I’m glad I did that. I’ve never before combined both those people. I’ve tried but it didn’t work. I think the music you record and the record you make reflect the growth as an artist. And I don’t know if I would have recorded a song like “Hemingway’s Whiskey” on a major label four years ago. I don’t know, but I didn’t. I was so zoned in on recording music that would just try to kill people on stage. And then I realized with this record I could do that still but I still want to make a record that makes people think, that makes them want to step back and go, “What does this mean to me?” And I’m proud of Hemingway’s Whiskey because of that.

Photo: Jason Moore
43rd Annual CMA Awards, Nashville, Tenn.

We heard you’ve been gaining new fans and gaining success in a “really cool way.” How would you define that?

I think it’s the idea of taking the year off, which I really didn’t do. I was more creative, more busy than when I’m on the road, actually. But I just feel it’s the idea of taking a year off, of growing as a person and as an artist more than you did when you’re on a treadmill. And I felt like I was almost able to take a small, artistic shift in a way with this record. And I feel like a part of me that’s been there, bubbling under as an artist, finally got to come to the surface because I’ve allowed it to happen.

This record is what it is because I allowed time for it. And the film that I made, I couldn’t have done that if I was on the road. And I do feel like I’ve grown my fan base. I feel more people are invested in us because of “The Boys of Fall” and because of this record. It’s almost like pulling back grew my fan base. I do feel like it allowed me the time and the opportunity to do that – to let that artist come to the surface.

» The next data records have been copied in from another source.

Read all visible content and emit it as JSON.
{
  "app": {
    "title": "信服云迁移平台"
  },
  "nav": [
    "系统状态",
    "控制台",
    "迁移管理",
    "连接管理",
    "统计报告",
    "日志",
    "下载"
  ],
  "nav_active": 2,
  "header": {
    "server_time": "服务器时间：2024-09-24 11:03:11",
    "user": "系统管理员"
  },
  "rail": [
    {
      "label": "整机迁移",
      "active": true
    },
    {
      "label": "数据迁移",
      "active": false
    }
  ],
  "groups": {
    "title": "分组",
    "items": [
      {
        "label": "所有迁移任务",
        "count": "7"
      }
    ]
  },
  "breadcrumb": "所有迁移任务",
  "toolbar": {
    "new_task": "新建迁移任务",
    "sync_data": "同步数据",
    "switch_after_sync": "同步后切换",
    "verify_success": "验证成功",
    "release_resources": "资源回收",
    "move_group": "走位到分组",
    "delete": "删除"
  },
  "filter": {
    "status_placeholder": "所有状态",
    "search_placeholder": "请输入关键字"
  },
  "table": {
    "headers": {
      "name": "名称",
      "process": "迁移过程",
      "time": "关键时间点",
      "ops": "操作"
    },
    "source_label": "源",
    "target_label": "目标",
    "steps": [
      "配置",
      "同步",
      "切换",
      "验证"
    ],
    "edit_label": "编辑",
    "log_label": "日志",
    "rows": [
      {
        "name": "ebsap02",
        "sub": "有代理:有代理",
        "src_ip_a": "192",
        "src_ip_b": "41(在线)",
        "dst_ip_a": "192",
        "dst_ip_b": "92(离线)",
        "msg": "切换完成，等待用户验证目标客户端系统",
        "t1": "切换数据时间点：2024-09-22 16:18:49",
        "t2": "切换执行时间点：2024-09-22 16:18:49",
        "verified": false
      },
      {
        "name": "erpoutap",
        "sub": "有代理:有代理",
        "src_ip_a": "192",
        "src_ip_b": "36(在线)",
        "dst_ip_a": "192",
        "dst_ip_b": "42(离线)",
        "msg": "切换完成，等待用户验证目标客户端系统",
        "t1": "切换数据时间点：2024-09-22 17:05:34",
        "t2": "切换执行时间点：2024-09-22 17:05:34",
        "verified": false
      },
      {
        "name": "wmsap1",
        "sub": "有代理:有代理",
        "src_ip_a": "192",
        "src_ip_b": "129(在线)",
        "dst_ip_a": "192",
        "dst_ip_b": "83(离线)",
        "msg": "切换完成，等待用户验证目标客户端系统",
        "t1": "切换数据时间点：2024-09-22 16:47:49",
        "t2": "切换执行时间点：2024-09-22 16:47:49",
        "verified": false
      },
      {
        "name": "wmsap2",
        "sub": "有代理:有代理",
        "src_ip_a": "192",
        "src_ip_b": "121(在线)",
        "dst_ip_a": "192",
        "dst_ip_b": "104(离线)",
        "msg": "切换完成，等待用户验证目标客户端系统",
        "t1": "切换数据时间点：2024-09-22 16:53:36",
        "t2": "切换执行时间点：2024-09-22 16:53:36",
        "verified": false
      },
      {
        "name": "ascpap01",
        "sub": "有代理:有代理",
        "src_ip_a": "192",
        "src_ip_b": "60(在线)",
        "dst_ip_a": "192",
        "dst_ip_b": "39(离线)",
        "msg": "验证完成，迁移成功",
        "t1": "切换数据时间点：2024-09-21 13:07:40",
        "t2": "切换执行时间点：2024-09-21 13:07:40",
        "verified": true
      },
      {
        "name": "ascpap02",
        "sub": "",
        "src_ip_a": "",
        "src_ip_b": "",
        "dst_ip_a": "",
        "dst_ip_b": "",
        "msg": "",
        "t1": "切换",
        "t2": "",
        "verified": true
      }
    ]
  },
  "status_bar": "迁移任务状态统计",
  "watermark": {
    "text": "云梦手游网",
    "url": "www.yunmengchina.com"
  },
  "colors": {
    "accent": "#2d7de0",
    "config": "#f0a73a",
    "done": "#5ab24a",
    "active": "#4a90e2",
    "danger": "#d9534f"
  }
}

And I think it’s an artistic shift that’s going to be there for a while, and I’m proud of that. And I’m looking forward to seeing where that shift takes me.